- **PROBLEM TO WORK ON**: Exact copies of all records below are needed.

- **SUPPLIED MATERIAL**:
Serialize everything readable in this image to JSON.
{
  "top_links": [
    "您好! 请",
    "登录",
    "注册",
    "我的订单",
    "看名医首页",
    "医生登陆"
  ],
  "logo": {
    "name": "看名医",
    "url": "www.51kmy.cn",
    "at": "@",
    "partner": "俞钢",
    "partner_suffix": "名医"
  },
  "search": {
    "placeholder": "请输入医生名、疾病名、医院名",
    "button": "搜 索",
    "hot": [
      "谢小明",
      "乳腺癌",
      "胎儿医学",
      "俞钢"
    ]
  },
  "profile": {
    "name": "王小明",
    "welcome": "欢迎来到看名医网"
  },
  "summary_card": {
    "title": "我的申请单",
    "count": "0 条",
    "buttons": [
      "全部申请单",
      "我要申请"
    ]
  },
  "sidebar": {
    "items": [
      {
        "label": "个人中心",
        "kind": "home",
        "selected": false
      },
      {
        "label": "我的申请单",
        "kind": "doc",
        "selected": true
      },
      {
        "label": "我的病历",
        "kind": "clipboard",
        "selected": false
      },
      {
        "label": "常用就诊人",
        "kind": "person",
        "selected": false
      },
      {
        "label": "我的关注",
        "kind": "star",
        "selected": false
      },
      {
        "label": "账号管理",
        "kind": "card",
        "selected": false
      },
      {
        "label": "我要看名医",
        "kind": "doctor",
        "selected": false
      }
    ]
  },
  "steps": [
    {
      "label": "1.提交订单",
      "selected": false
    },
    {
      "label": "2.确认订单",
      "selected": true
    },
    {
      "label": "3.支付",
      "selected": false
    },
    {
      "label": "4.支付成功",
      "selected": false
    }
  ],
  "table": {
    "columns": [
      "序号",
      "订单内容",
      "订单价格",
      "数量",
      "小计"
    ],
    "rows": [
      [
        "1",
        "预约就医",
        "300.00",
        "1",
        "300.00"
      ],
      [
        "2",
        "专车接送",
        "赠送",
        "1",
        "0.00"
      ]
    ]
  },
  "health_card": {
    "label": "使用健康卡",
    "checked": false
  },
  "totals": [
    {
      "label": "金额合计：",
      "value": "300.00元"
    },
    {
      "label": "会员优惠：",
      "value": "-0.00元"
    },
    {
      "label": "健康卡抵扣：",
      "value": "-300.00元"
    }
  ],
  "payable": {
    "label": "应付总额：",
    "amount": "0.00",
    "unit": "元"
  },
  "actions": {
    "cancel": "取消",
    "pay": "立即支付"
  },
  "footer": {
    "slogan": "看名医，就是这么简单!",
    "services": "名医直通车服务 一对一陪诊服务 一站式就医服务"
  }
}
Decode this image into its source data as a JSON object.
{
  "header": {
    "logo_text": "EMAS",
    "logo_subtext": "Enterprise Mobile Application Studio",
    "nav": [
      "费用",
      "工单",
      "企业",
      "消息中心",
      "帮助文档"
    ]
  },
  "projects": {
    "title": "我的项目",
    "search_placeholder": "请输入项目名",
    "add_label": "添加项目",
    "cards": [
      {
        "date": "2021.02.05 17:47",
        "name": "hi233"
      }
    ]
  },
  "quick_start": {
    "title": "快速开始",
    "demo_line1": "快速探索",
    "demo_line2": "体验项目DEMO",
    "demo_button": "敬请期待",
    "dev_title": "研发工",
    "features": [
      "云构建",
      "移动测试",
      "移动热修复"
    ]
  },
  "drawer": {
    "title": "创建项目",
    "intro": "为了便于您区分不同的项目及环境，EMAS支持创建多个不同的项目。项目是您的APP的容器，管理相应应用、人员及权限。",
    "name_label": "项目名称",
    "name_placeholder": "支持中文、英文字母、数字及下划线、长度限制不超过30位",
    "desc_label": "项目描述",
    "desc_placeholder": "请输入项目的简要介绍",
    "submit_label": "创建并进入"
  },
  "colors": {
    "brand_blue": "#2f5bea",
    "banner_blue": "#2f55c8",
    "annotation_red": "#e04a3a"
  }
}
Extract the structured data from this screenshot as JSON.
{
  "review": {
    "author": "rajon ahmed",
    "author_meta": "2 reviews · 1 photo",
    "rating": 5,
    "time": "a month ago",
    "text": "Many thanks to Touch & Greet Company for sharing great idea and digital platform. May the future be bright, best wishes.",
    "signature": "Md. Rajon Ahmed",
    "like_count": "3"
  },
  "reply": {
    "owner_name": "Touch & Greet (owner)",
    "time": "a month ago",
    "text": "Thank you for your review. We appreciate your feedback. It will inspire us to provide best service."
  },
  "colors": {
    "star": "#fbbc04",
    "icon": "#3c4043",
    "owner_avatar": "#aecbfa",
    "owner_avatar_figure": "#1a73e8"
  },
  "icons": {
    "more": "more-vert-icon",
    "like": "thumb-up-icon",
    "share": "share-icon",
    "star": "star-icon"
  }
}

- **FINISHED TASK**:
Serialize everything readable in this image to JSON.
{
  "top_links": [
    "您好! 请",
    "登录",
    "注册",
    "我的订单",
    "看名医首页",
    "医生登陆"
  ],
  "logo": {
    "name": "看名医",
    "url": "www.51kmy.cn",
    "at": "@",
    "partner": "俞钢",
    "partner_suffix": "名医"
  },
  "search": {
    "placeholder": "请输入医生名、疾病名、医院名",
    "button": "搜 索",
    "hot": [
      "谢小明",
      "乳腺癌",
      "胎儿医学",
      "俞钢"
    ]
  },
  "profile": {
    "name": "王小明",
    "welcome": "欢迎来到看名医网"
  },
  "summary_card": {
    "title": "我的申请单",
    "count": "0 条",
    "buttons": [
      "全部申请单",
      "我要申请"
    ]
  },
  "sidebar": {
    "items": [
      {
        "label": "个人中心",
        "kind": "home",
        "selected": false
      },
      {
        "label": "我的申请单",
        "kind": "doc",
        "selected": true
      },
      {
        "label": "我的病历",
        "kind": "clipboard",
        "selected": false
      },
      {
        "label": "常用就诊人",
        "kind": "person",
        "selected": false
      },
      {
        "label": "我的关注",
        "kind": "star",
        "selected": false
      },
      {
        "label": "账号管理",
        "kind": "card",
        "selected": false
      },
      {
        "label": "我要看名医",
        "kind": "doctor",
        "selected": false
      }
    ]
  },
  "steps": [
    {
      "label": "1.提交订单",
      "selected": false
    },
    {
      "label": "2.确认订单",
      "selected": true
    },
    {
      "label": "3.支付",
      "selected": false
    },
    {
      "label": "4.支付成功",
      "selected": false
    }
  ],
  "table": {
    "columns": [
      "序号",
      "订单内容",
      "订单价格",
      "数量",
      "小计"
    ],
    "rows": [
      [
        "1",
        "预约就医",
        "300.00",
        "1",
        "300.00"
      ],
      [
        "2",
        "专车接送",
        "赠送",
        "1",
        "0.00"
      ]
    ]
  },
  "health_card": {
    "label": "使用健康卡",
    "checked": false
  },
  "totals": [
    {
      "label": "金额合计：",
      "value": "300.00元"
    },
    {
      "label": "会员优惠：",
      "value": "-0.00元"
    },
    {
      "label": "健康卡抵扣：",
      "value": "-300.00元"
    }
  ],
  "payable": {
    "label": "应付总额：",
    "amount": "0.00",
    "unit": "元"
  },
  "actions": {
    "cancel": "取消",
    "pay": "立即支付"
  },
  "footer": {
    "slogan": "看名医，就是这么简单!",
    "services": "名医直通车服务 一对一陪诊服务 一站式就医服务"
  }
}
Decode this image into its source data as a JSON object.
{
  "header": {
    "logo_text": "EMAS",
    "logo_subtext": "Enterprise Mobile Application Studio",
    "nav": [
      "费用",
      "工单",
      "企业",
      "消息中心",
      "帮助文档"
    ]
  },
  "projects": {
    "title": "我的项目",
    "search_placeholder": "请输入项目名",
    "add_label": "添加项目",
    "cards": [
      {
        "date": "2021.02.05 17:47",
        "name": "hi233"
      }
    ]
  },
  "quick_start": {
    "title": "快速开始",
    "demo_line1": "快速探索",
    "demo_line2": "体验项目DEMO",
    "demo_button": "敬请期待",
    "dev_title": "研发工",
    "features": [
      "云构建",
      "移动测试",
      "移动热修复"
    ]
  },
  "drawer": {
    "title": "创建项目",
    "intro": "为了便于您区分不同的项目及环境，EMAS支持创建多个不同的项目。项目是您的APP的容器，管理相应应用、人员及权限。",
    "name_label": "项目名称",
    "name_placeholder": "支持中文、英文字母、数字及下划线、长度限制不超过30位",
    "desc_label": "项目描述",
    "desc_placeholder": "请输入项目的简要介绍",
    "submit_label": "创建并进入"
  },
  "colors": {
    "brand_blue": "#2f5bea",
    "banner_blue": "#2f55c8",
    "annotation_red": "#e04a3a"
  }
}
Extract the structured data from this screenshot as JSON.
{
  "review": {
    "author": "rajon ahmed",
    "author_meta": "2 reviews · 1 photo",
    "rating": 5,
    "time": "a month ago",
    "text": "Many thanks to Touch & Greet Company for sharing great idea and digital platform. May the future be bright, best wishes.",
    "signature": "Md. Rajon Ahmed",
    "like_count": "3"
  },
  "reply": {
    "owner_name": "Touch & Greet (owner)",
    "time": "a month ago",
    "text": "Thank you for your review. We appreciate your feedback. It will inspire us to provide best service."
  },
  "colors": {
    "star": "#fbbc04",
    "icon": "#3c4043",
    "owner_avatar": "#aecbfa",
    "owner_avatar_figure": "#1a73e8"
  },
  "icons": {
    "more": "more-vert-icon",
    "like": "thumb-up-icon",
    "share": "share-icon",
    "star": "star-icon"
  }
}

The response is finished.